**Action item:** Provide only the number of lines in the records below that contain "value".

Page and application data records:
*-*-*
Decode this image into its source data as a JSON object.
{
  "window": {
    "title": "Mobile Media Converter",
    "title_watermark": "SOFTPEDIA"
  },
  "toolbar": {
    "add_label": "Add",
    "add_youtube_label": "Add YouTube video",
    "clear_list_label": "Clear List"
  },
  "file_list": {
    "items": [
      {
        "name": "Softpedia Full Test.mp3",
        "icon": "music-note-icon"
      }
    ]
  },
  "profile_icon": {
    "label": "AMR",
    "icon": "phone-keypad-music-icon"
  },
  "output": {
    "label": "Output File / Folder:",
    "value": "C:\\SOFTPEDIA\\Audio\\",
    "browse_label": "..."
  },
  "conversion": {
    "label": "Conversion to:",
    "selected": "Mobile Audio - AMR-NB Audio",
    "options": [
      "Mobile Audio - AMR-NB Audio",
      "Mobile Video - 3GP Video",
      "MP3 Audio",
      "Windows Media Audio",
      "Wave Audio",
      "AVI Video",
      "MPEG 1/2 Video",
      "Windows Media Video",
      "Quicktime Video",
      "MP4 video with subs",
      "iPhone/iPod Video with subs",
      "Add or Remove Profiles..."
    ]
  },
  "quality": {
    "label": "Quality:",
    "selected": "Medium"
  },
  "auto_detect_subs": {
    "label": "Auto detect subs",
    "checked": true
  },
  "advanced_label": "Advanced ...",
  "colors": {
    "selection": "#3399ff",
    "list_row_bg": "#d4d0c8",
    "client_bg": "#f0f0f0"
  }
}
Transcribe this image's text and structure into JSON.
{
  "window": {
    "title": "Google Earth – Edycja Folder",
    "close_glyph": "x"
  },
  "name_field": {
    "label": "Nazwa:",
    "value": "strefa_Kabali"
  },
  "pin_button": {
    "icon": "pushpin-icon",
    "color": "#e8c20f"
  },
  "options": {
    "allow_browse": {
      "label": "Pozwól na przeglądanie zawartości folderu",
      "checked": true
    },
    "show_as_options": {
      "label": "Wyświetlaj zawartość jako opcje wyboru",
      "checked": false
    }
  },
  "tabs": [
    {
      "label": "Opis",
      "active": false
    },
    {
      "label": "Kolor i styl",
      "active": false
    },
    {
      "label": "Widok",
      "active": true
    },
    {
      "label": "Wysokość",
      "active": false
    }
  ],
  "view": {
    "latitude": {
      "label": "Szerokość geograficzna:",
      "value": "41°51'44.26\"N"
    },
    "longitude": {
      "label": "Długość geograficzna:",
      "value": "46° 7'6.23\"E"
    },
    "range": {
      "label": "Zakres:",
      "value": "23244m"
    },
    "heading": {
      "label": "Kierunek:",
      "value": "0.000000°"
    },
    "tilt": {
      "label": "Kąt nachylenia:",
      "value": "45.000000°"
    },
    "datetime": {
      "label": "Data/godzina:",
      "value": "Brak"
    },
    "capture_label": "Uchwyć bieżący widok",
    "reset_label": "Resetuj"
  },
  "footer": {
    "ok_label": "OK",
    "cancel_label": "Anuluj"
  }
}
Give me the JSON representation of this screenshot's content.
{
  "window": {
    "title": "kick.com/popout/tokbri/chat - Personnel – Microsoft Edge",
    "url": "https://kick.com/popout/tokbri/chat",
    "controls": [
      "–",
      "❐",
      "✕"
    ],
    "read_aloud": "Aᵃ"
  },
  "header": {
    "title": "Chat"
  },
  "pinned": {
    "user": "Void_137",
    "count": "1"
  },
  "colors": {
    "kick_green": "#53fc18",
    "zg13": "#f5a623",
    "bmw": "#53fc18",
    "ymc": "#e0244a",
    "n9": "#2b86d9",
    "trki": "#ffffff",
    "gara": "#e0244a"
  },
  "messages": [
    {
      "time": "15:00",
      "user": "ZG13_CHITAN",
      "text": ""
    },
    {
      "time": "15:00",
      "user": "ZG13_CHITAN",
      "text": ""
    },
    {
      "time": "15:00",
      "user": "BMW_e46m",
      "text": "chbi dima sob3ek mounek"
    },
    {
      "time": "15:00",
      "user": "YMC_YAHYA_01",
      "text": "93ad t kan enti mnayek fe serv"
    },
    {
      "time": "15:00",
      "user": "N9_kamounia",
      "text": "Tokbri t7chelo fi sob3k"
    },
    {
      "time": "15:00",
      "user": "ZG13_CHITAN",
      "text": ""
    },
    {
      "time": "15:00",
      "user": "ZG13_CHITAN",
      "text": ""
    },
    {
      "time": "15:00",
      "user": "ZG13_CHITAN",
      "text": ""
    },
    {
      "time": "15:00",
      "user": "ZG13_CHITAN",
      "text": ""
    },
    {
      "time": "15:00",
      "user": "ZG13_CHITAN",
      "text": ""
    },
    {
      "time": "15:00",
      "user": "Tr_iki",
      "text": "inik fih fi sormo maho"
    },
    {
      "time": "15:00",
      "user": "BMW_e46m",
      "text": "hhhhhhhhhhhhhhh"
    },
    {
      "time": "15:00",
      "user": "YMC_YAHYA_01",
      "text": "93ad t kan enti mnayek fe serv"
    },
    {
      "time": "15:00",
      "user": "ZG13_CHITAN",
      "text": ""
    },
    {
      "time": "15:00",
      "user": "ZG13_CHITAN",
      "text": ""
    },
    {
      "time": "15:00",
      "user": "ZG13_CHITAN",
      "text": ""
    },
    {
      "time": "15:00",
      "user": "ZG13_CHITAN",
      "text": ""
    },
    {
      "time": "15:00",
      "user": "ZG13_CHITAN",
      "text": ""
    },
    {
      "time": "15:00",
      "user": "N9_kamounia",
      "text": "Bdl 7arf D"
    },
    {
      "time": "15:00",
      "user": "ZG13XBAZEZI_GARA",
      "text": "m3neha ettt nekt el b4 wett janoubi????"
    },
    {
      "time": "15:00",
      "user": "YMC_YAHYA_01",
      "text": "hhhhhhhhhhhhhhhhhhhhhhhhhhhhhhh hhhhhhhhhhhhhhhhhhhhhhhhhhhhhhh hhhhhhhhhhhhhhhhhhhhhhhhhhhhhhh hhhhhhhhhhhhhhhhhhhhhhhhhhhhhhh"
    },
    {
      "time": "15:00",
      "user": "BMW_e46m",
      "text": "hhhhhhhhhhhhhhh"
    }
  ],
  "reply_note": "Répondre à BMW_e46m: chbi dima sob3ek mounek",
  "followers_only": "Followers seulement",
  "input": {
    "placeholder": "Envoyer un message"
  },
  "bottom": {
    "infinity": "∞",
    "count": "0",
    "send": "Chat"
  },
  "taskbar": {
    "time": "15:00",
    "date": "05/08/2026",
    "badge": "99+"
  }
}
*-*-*
**Solution for this exercise:** 8